34 – Argentina are the first team in World Cup history to have four players aged 34+ in their starting XI (Lionel Messi, Nicolás Otamendi, Ángel Di María and Papu Gómez). Experience. https://t.co/kiUeXPxmG8
— OptaJoe (@OptaJoe) November 22, 2022
Upon emerging for the second half in a solid position, with a lead that ought to have been greater, Argentina almost immediately began fretting. They were scrappy in possession and not scrappy enough when it needed to be won back. Messi’s touch was loose prior to Saudi’s leveller, a low finish after Saleh Al Shehri had left Cristian Romero for dead. Romero had not played since October 26, and it showed before he was replaced by Lisandro Martinez.

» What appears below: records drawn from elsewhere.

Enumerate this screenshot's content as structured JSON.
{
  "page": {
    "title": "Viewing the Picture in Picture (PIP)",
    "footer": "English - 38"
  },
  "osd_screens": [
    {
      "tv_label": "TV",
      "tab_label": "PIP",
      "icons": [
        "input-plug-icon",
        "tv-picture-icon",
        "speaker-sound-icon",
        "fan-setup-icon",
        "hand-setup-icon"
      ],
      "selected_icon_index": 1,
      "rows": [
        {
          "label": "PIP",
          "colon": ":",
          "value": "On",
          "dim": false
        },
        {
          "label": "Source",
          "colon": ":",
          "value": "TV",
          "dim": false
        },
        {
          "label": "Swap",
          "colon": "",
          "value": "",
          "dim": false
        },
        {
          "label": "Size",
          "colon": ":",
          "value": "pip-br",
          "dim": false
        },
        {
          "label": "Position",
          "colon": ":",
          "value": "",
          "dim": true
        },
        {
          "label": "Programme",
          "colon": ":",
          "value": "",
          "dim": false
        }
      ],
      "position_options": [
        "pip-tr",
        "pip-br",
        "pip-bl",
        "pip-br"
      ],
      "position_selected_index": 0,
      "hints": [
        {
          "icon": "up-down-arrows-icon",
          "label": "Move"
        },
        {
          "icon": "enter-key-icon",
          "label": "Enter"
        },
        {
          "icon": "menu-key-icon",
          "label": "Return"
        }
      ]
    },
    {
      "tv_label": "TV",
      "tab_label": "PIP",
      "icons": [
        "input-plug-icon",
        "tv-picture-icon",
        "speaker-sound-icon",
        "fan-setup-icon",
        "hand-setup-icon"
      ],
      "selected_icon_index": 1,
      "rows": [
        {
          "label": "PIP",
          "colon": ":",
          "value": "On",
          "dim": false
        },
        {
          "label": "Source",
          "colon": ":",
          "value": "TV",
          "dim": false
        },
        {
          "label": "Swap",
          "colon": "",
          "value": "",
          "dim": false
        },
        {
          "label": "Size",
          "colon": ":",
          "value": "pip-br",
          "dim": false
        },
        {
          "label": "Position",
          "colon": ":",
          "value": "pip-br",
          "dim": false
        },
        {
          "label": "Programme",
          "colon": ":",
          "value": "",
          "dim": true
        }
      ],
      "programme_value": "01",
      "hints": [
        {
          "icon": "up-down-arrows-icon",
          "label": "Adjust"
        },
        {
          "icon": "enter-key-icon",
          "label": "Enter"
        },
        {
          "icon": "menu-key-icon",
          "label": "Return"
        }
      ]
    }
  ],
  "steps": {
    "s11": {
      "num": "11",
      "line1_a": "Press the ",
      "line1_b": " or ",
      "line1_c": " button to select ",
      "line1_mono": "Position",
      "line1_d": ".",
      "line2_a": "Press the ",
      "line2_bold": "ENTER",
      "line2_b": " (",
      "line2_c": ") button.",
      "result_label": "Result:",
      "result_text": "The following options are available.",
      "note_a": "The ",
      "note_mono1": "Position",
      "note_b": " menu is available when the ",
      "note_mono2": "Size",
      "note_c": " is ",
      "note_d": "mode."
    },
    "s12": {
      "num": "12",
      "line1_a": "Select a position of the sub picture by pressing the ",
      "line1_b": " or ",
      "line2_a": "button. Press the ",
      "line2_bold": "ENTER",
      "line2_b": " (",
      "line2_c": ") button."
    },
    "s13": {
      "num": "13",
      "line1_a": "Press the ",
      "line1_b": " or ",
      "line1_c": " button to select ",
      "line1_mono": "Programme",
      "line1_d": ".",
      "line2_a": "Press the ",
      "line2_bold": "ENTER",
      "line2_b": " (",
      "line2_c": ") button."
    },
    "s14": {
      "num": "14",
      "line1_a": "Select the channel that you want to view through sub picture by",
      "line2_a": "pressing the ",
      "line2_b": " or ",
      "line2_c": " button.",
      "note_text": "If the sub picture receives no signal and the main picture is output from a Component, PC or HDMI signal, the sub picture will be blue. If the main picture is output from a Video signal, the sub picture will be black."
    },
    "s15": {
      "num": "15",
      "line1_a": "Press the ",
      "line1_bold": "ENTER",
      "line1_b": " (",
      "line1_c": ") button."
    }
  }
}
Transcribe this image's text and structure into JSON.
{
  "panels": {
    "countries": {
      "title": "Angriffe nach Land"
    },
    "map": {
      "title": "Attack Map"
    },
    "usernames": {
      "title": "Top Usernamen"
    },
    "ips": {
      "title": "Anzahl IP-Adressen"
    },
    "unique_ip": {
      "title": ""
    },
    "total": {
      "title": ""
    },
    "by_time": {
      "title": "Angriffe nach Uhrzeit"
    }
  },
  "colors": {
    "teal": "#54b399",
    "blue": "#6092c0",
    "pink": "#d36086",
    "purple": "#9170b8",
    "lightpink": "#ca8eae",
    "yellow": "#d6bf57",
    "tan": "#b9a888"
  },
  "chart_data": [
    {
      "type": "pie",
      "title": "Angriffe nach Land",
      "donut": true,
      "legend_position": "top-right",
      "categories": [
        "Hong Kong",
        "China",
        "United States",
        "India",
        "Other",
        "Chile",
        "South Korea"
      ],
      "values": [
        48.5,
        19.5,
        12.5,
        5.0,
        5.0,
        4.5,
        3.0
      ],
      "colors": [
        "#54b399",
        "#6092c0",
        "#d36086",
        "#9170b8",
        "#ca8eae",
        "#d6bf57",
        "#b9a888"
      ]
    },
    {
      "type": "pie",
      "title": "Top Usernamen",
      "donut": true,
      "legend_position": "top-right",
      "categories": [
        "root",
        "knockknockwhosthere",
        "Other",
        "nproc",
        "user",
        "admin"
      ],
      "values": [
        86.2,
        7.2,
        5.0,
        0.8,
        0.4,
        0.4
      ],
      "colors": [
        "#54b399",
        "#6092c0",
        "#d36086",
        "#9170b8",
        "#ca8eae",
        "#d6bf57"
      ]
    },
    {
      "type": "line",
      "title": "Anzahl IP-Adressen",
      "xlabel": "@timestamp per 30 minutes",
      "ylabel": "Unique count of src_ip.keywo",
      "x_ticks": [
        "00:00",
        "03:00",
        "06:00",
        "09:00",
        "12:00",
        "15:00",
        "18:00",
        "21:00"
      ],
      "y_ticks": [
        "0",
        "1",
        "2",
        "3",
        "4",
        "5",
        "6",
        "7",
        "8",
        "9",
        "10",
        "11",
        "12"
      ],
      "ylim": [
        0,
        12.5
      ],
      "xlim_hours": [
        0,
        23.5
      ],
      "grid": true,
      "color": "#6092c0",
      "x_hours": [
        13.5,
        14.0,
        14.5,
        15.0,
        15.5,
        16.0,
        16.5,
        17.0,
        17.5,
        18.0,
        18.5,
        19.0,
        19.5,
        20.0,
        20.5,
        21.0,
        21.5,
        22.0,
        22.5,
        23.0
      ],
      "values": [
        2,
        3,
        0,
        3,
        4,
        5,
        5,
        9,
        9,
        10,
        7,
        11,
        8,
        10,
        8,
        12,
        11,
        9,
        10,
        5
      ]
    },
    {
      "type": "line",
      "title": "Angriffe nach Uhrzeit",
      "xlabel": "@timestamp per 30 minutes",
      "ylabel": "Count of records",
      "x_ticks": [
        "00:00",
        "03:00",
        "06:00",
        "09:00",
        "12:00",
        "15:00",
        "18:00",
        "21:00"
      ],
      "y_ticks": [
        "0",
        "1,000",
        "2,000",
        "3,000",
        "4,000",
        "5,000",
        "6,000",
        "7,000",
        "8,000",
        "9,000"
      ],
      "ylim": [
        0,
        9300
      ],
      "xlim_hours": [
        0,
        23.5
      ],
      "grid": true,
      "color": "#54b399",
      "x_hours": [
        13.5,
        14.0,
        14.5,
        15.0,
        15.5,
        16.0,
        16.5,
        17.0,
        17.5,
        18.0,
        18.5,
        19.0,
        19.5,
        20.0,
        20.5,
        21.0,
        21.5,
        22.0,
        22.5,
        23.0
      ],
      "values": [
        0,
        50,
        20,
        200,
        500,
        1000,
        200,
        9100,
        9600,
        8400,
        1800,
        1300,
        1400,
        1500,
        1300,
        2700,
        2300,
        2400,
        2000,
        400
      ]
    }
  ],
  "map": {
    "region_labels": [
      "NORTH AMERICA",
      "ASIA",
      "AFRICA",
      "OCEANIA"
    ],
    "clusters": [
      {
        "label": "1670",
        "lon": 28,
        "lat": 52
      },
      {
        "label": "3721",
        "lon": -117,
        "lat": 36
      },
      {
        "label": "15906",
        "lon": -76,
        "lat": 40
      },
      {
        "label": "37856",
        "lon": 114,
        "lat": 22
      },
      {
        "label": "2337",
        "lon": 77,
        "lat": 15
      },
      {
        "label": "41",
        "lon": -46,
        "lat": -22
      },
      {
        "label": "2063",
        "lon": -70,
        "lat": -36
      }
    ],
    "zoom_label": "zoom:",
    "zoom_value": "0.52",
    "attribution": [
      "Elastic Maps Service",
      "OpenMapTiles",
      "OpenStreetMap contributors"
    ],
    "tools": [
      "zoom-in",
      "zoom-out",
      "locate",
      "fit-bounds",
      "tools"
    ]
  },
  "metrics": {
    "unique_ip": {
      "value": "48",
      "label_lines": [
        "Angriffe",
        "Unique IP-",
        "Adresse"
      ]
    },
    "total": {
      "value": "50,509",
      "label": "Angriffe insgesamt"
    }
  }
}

Saudi Arabia’s second was brilliant – a goal of the tournament contender. Salem Al Dawsari’s touch, close control and finish from the corner of the box will go down in World Cup folklore but, today at least, we have to question the Argentina defending. Where the f*** was it? Angel Di Maria, Rodrigo De Paul, Naheul Molina and Leandro Paredes all got close enough to Al Dawsari but no one engaged.
Perhaps they underestimated Al Dawsari’s threat. We all did, apparently. But avoiding such complacency was the minimum requirement from Scaloni and Argentina today. They failed.
Upon going behind, Scaloni made four substitutions but nothing changed. Argentina still looked utterly befuddled by a Saudi line, brilliantly and bravely held by centre-backs Hassan Tambakti and Ali Al Bulayhi. They were ably assisted by their full-backs, who rarely strayed beyond the width of the penalty area. Despite the space there, Di Maria, Papu Gomez and Julian Alvarez kept following their markers inside, funnelling the play right where the Saudis wanted it.
All credit to Renard. It was a ballsy approach, and his players deserve to be lauded even more for sticking to the plan and carrying it out to the letter. Their organisation and desire to fight for one was reminiscent of a club side, which isn’t far from the reality. The 26 Saudis are all domestic based, half of whom play for the same club, in a league that was paused weeks ago to allow Renard to drill his men. How it showed.
The losers, in contrast, looked ragged and strangely dispirited. A blip, perhaps. But Argentina have more work ahead than we thought if Messi is to be crowned the perfect 10.